Flexibility is key
So what else should HR professionals be doing to specifically address the pension gender differential? Speak to your occupational pension advisers and look at male and female take up and contribution rates under your current plan(s). Women and many younger employees want a more flexible pension model that is designed around their specific needs and work patterns, rather than a traditional, male, linear pay progression, savings and investment model. Increasingly people will take time out from work and stop and start contributions frequently throughout their lives.
The PPI suggests pension schemes should offer alternative investment options which are better suited to this type of employment and pay pattern , for example by allowing a portion of a woman's pension fund to be set aside in an accessible short-term investment; or by ensuring more default funds are invested in alternative assets, which are likely to provide stable long-term returns. Pension projections and communications with plan members should be also based around more varied working patterns.
And just as involving more women on the selection panels for higher paid posts is a common component in employers’ gender pay action plans, so a higher representation of women and other minority groups on trustee boards and management committees in the overwhelmingly ‘grey white male’ world of pensions, could also help bring attention to the needs of these groups further up the agenda.
‘It is key that employers see women as a crucial segment of their workforce, and that the adaptations needed to help them reconcile their care responsibilities with work are not regarded as a ‘women’s problem’ but an area for action from which the workforce as a whole as well as the employer can benefit.’
This conclusion from our report on the gender employment gap in Europe applies now with particular force when we look at the UK’s gender pension gap. Government actions on the state pension should help to reduce the disparity over future years. But the development of gender pay action plans and general focus on this issue presents a major opportunity for HR to address their employees’ gendered pension and retirement disparity as well.

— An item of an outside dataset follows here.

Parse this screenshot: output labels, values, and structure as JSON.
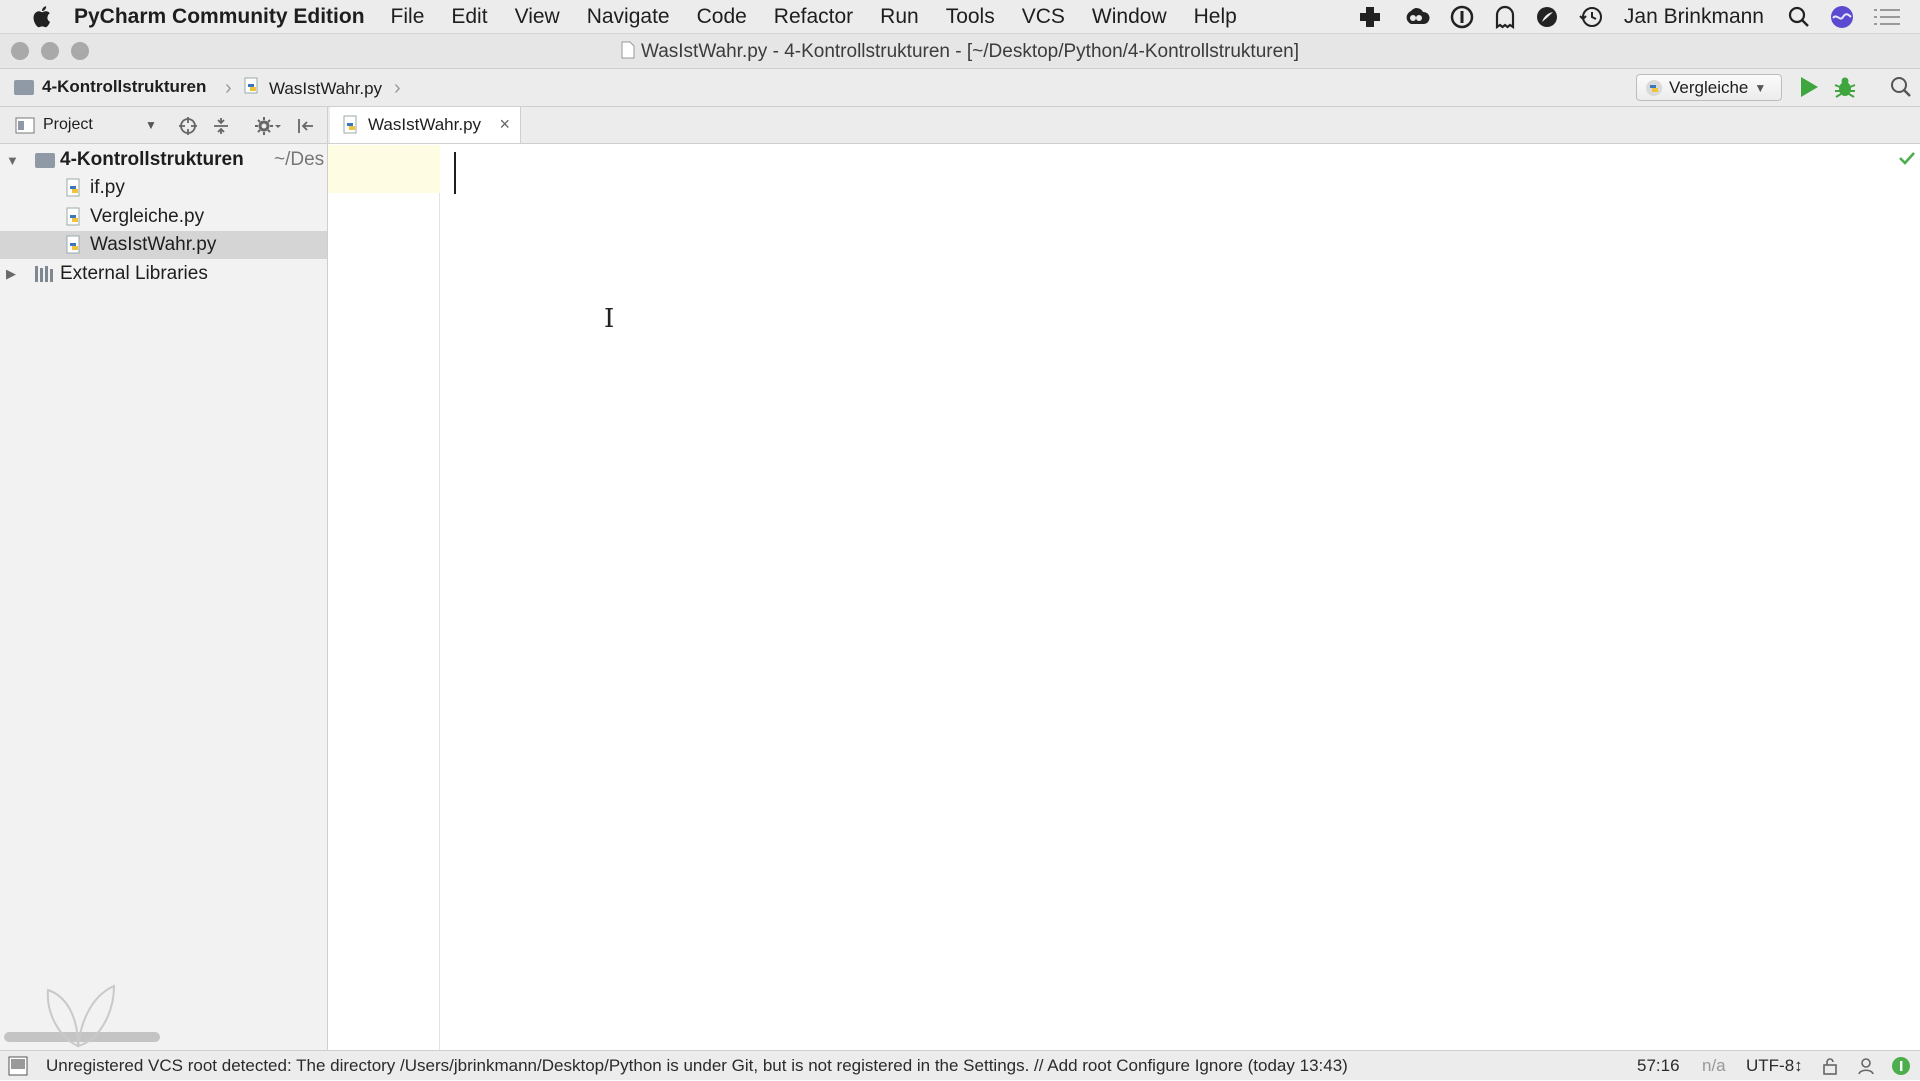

Any views expressed are those of the author and not necessarily those of the Institute as a whole.